[Website and app data records]
====

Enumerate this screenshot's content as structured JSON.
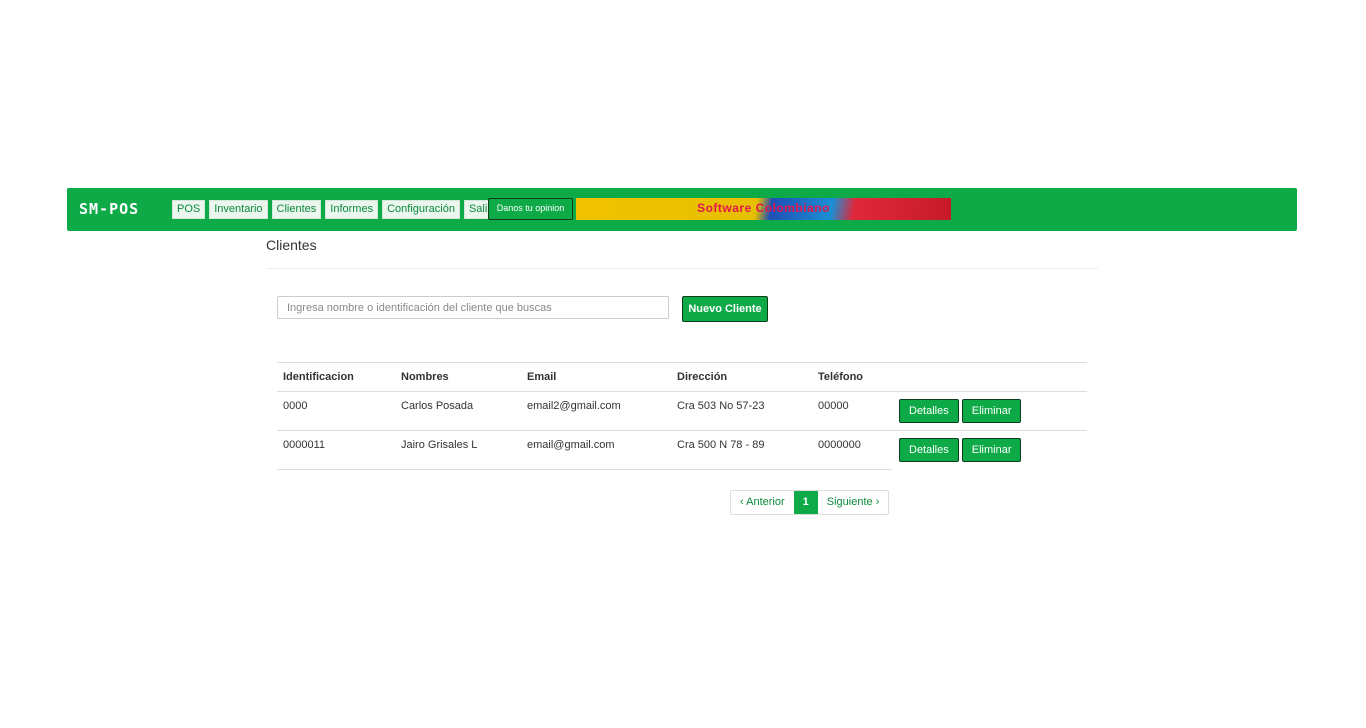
{
  "navbar": {
    "brand": "SM-POS",
    "menu": [
      "POS",
      "Inventario",
      "Clientes",
      "Informes",
      "Configuración",
      "Salir"
    ],
    "feedback_label": "Danos tu opinion",
    "banner_text": "Software Colombiano",
    "color": "#0daa47"
  },
  "page": {
    "title": "Clientes"
  },
  "search": {
    "placeholder": "Ingresa nombre o identificación del cliente que buscas",
    "value": ""
  },
  "new_client_label": "Nuevo Cliente",
  "table": {
    "headers": [
      "Identificacion",
      "Nombres",
      "Email",
      "Dirección",
      "Teléfono"
    ],
    "rows": [
      {
        "id": "0000",
        "name": "Carlos Posada",
        "email": "email2@gmail.com",
        "address": "Cra 503 No 57-23",
        "phone": "00000"
      },
      {
        "id": "0000011",
        "name": "Jairo Grisales L",
        "email": "email@gmail.com",
        "address": "Cra 500 N 78 - 89",
        "phone": "0000000"
      }
    ],
    "details_label": "Detalles",
    "delete_label": "Eliminar"
  },
  "pagination": {
    "prev": "‹ Anterior",
    "current": "1",
    "next": "Siguiente ›"
  }
}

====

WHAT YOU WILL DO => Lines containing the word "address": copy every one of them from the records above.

YOUR RESPONSE =>
        "address": "Cra 503 No 57-23",
        "address": "Cra 500 N 78 - 89",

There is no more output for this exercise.